Amira Roess of George Washington University in the U.S. will perform a longitudinal study of Campylobacter transmission in rural Bangladesh to determine all the routes of transmission to young children, both within households and from the environment. Campylobacter is a major cause of diarrheal disease in children under five years of age, but transmission routes in low- to middle-income settings are largely unknown, making it hard to control. They will recruit 400 households with pregnant women across a selection of villages with different scales of poultry production, as chickens are a major source of transmission. They will sequence monthly fecal samples from the family and any livestock, as well as soil and water samples, to detect the presence and subtypes of Campylobacter. They will also collect data on human-animal interactions, illnesses, and food preparation methods. These will be used to build mathematical models of the routes of transmission and to evaluate the impact of vaccine-based interventions.

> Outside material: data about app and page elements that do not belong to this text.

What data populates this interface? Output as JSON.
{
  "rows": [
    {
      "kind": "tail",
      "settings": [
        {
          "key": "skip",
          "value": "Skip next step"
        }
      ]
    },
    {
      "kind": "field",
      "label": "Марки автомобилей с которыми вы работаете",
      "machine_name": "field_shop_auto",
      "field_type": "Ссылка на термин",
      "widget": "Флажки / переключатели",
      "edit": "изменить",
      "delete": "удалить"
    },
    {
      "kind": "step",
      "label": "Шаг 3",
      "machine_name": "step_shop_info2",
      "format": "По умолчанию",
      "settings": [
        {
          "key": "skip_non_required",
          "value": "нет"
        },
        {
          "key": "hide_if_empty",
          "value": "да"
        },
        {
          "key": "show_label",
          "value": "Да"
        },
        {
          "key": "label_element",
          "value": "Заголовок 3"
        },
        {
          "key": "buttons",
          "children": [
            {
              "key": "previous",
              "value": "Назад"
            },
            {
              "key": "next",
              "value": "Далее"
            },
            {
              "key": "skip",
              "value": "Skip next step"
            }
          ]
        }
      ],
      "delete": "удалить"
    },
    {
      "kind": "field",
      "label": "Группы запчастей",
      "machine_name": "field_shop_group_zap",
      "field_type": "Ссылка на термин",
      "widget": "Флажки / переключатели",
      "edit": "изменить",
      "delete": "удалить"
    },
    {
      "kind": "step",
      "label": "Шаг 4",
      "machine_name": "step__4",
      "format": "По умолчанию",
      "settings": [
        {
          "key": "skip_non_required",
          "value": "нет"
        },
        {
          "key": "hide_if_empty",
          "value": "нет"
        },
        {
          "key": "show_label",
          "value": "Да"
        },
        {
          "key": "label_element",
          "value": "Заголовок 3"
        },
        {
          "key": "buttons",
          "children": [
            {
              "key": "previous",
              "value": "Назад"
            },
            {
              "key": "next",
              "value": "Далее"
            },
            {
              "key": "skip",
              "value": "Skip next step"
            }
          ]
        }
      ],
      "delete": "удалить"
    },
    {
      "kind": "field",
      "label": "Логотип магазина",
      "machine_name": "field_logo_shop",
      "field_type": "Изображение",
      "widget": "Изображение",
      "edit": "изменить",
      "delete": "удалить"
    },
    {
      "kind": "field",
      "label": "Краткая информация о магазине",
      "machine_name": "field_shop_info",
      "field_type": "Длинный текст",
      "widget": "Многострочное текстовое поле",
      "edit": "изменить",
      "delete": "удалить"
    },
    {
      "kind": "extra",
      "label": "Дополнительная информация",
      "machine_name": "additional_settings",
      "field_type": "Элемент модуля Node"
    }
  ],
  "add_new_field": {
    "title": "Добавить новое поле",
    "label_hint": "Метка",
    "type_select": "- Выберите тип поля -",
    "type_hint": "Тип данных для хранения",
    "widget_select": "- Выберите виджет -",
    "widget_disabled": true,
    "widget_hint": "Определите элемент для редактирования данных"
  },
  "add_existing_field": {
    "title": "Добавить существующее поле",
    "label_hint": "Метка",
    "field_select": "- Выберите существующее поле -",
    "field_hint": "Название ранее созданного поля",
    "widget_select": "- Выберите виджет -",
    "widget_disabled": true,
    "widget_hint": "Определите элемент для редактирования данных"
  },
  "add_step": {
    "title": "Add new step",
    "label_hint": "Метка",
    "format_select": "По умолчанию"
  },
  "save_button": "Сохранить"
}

More information about Campylobacter spp. Transmission Dynamics in Low- and Middle-Income Countries